The headline appeal of this new movie is that it stars Sophia Loren.
Loren, the serious and seriously beautiful actress of the last century, plays Madame Rosa, an 86-year-old Holocaust survivor, retired streetwalker and, now, informal foster parent of other prostitutes’ children.
The action starts as Madame Rosa walks down the street with a parcel. The bag, with two vases inside, is snatched by a young boy who runs away with it.
Shortly after the robbery, her friend and neighbor, Dr. Cohen, brings thief and vases up to her apartment. Cohen asks Madame Rosa to take the wayward boy into her care.
Rosa says no, of course. She is a serious women, and, not surprisingly, the kid looks like trouble to her.
The doctor offers money and then more money. He says the 12-year-old boy, Momo (Ibrahima Gueye), “needs a female figure, someone who commands respect.”
When she agrees, finally, and the doctor leaves, Momo (short for Mohamed) behaves obnoxiously toward the two younger children in the apartment. One is the child of Rosa’s dear friend, Lola (Abril Zamora), and the other, a Jewish boy, is sure his mother will come to get him soon after months of absence.
Momo, born in Senegal, has lived in Italy since he was three, but he has been mostly on his own since his mother was killed by his father three years later.
Rosa is a good caretaker with the right children, but she is a not a pushover or a sweetie pie. She calls Momo “a little shit,” and he, like many in the neighborhood, refers to her as “the old bag.”
But Momo has skills. He’s very good at selling street drugs. He can draw, and he enjoys music. He’s curious about why Rosa leaves the apartment for the building basement every now and then. When Rosa pressures an Islamic grocer (Babak Karim) to give Momo a part-time job, the man shares his books and rugs and the two get to know each other, but slowly and with friction.
So, yes, Momo loosens up in Mama Rosa’s home. But for every 1.5 steps forward, there is at least one full step back. Meanwhile, there are signs that Rosa’s health is declining. When Momo shows concern, her own coolness thaws a bit.
Essentially, the story is about human loss, starting with Jewish Rosa whose family died at Auschwitz, and continuing with her friend Lola, whose father wants to meet his grandchild but is not so certain about his sex-worker daughter who is also transgender.

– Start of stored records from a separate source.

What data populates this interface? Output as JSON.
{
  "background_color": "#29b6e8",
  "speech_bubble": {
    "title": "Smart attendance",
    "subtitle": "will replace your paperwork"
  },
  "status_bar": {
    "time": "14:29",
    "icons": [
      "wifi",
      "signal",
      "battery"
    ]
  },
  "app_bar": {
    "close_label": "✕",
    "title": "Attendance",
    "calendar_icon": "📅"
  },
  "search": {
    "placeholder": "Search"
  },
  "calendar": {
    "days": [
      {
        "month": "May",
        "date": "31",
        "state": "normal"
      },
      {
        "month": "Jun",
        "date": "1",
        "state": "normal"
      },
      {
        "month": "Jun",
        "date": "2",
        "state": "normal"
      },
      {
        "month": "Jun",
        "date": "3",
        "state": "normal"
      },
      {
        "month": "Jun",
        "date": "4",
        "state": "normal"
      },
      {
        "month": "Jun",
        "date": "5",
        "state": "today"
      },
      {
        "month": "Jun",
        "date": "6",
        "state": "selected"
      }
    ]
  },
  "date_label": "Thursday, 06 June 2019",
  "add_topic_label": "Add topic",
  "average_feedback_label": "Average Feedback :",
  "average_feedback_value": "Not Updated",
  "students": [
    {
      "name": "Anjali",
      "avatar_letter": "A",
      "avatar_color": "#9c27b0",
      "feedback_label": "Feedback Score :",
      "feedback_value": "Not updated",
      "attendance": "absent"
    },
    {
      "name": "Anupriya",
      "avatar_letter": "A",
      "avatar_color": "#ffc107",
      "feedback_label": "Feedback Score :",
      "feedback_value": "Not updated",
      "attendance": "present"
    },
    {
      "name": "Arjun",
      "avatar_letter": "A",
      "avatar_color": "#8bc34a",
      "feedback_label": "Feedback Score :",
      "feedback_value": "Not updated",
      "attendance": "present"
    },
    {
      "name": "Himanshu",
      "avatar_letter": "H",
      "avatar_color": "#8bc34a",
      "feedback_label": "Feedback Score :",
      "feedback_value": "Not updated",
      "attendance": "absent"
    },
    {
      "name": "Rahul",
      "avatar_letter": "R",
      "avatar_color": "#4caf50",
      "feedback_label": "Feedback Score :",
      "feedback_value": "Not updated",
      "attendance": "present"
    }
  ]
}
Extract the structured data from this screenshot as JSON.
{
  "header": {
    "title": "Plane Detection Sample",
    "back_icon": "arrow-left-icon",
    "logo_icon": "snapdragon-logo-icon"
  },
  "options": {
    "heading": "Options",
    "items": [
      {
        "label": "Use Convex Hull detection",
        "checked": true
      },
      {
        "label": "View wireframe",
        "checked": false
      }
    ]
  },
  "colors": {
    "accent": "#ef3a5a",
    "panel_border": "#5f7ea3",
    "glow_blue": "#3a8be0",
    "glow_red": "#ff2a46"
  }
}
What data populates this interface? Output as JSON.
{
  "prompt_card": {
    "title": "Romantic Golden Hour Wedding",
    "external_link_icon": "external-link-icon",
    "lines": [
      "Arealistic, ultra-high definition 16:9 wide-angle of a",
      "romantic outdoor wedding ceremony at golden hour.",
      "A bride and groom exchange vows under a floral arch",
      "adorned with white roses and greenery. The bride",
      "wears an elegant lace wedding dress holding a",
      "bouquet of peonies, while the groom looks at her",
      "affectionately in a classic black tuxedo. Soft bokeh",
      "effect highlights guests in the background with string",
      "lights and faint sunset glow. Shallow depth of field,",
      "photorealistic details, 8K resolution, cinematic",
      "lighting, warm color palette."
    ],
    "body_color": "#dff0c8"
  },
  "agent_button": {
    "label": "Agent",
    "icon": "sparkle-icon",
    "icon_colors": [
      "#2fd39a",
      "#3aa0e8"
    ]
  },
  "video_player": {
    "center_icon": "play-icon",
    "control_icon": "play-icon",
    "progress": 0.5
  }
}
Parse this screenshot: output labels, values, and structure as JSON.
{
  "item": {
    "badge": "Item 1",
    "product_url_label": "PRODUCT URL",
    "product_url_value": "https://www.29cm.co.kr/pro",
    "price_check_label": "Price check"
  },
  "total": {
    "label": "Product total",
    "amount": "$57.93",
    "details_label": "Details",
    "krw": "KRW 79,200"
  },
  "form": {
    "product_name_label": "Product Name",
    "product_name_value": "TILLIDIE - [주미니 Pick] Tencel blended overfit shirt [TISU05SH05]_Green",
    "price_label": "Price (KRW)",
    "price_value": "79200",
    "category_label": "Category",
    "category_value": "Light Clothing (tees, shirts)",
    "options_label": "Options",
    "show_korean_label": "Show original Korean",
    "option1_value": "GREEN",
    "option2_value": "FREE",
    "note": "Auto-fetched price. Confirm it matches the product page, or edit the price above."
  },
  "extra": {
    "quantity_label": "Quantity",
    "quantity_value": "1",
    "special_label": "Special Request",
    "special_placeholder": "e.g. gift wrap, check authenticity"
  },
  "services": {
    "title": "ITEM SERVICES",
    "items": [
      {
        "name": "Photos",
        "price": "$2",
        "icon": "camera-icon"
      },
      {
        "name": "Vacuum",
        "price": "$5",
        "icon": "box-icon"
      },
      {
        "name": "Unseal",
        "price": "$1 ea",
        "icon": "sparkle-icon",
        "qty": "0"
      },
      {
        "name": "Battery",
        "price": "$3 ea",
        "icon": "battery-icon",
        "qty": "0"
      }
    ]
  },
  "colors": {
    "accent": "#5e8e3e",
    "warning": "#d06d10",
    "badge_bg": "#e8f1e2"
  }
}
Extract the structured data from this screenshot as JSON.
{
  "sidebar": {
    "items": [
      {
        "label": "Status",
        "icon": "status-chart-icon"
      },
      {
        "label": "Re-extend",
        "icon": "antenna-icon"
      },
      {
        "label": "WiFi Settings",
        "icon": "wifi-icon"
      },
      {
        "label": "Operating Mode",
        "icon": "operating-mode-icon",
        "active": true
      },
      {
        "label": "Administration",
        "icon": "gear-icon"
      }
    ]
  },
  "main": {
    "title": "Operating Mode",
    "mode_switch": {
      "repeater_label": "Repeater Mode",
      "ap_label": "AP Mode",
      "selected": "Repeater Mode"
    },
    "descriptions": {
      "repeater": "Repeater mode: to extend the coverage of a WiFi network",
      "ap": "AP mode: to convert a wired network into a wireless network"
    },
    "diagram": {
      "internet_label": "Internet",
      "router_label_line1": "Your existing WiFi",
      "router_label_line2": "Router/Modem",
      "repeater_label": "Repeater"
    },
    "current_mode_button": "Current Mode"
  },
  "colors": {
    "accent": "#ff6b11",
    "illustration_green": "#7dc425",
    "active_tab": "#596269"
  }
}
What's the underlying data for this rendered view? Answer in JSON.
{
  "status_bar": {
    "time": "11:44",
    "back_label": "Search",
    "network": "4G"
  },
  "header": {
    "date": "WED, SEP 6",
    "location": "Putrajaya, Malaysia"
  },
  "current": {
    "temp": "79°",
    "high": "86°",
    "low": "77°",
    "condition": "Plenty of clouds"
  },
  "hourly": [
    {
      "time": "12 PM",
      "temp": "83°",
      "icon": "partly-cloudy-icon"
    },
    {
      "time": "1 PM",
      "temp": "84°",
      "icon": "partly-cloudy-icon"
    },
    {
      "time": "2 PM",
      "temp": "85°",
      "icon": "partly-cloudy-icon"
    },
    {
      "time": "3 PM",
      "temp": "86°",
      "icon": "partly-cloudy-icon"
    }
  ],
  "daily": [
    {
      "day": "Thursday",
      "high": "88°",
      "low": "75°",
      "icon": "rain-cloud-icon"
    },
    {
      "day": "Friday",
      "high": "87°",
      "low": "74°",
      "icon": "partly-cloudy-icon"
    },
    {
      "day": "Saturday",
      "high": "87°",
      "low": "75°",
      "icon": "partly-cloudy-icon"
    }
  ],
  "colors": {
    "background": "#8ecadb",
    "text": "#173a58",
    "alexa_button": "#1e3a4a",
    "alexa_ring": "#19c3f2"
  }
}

Add in the other boy and the widowed grocer, and it’s a full deck of people hungry for family.
The setting, a skeezy neighborhood of prostitutes and drug dealers and carabinieri and graffiti, presumably was chosen to pile on the tension faced by the luckless characters and make the theme more complex.
This story was told first in a 1975 French novel set in Paris and, second, in a 1977 French film starring Simone Signoret. I watched part of that film, and it wasn’t the great actress’ best work.
This newer version was cowritten by Edoardo Ponti, Sophia Loren’s son, who also directed.
Her presence, wearing her age (so Italian, that) and carrying herself with dignity and fear and without false drama, makes it much more interesting than it would have been with a lesser actress. In addition, Momo’s energy and anger are on full display in this movie, and actor Ibrahima Gueye’s every movement reads true.
The Life Ahead was filmed in the Italian city of Bari, along the Adriatic Sea. It was filmed in Italian and seems to have dubbed into English for Netflix’s American viewers, and this does not work, at least for this viewer.
It’s not that the characters’ mouths are obviously speaking a different language — Italian is rather mellifluous, after all — but that their dialogue has been rendered in idiomatic US English, which feels jarring given the Italian setting. So do the occasional insertions of Italian exclamations. “Mala fangul!”
Fortunately, this Netflix explainer, also in US style, shows how to adjust the setting to watch the movie with Italian speech and English subtitles. Much better.